This blog is a forum for advocating for women archaeologists so that we can move beyond legacies of inequity to a future that strengthens a feminine voice in archaeology and a feminist perspective. We contend that the very practice of archaeology is skewed towards a masculine and hierarchical perspective that excludes consensus building and “minority opinions” when interpreting the past. We argue that the feminine voice brings unique and necessary elements to the discipline of archaeology, through values such as mentoring and collaboration. We also clarify that a feminist perspective is not limited to any one gender, class, race, ethnicity or sexuality. Rather a feminist perspective is a radical point of view; one that recognizes that women’s success professionally and personally is integrally tied to larger socio-political movements dedicated to the eradication of homophobia, racism, and androcentrism.
Our hope is to solicit advice, perspectives, and experiences from all realms of the archaeological profession- including tenure-track and adjunct faculty, CRM professionals, and those not currently employed or underemployed. The ultimate goal of the blog is to shift the realities of power experienced in the daily lives of women archaeologists by discussing, inventing and offering solutions to the challenges of professional life.
Thursday, April 12, 2012
What would a feminine archaeology look like?
As a new female archaeologist working within the academy, I am concerned with the possible barriers I may face in my career or the roles I might be placed in because of my gender (in my current department, much of the administrative burden falls on my female colleagues). For many years, it never occurred to me that I might face discrimination, often invisibly embedded in structures of policy and power, that would influence my ability to be a successful, productive researcher and teacher.

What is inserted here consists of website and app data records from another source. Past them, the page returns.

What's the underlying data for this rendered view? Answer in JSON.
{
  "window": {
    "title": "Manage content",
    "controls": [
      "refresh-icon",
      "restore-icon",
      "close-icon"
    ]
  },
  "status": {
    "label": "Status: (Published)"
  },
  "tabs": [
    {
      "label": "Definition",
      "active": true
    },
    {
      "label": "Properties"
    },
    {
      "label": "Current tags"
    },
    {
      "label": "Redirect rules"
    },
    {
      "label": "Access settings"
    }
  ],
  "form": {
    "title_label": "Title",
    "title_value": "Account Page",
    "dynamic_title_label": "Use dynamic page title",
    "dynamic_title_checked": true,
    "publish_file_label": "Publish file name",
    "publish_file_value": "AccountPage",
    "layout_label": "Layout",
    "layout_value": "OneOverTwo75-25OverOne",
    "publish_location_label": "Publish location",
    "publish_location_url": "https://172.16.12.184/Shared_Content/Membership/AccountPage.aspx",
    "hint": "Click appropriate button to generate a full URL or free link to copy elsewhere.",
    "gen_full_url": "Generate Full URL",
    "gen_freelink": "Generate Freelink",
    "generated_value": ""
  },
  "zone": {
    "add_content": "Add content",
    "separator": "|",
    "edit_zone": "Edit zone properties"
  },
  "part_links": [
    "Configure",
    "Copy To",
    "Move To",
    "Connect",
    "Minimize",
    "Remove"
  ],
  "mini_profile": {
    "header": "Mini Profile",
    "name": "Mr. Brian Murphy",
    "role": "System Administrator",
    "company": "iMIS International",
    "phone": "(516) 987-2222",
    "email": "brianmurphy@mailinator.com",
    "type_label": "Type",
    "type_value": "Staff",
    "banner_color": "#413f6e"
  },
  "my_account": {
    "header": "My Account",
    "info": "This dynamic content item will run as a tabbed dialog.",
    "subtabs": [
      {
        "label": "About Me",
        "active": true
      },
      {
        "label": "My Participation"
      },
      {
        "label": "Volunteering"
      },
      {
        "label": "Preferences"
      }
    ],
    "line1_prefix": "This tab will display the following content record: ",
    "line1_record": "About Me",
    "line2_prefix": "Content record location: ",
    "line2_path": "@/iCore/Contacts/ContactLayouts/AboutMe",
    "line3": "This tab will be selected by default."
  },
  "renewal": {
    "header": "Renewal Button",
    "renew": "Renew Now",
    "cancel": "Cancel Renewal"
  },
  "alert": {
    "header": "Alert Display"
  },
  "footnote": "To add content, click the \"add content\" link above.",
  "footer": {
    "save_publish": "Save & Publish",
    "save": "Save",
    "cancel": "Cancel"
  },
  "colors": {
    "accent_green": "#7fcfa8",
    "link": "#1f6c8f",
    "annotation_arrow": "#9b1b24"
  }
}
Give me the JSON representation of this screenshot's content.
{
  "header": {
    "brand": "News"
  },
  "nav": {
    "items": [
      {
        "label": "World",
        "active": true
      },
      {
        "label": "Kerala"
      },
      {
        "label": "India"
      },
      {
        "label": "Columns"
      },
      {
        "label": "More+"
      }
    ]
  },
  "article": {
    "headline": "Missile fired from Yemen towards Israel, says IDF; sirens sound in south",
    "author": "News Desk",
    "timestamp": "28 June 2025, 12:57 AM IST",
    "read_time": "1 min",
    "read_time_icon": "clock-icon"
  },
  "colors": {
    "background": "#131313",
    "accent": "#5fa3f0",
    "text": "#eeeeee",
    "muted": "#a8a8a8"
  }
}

However, as I have moved through my career, I have recognized, with increasing concern, the elements of myself I am forced to mute or transform in order to 'fit in' to expected roles as an archaeologist and academic (an identity still all too often associated with men). I admit to being concerned about when I decide to start a family, which will add an inevitable layer to the various ways the academy and other institutions fail to support women's choices.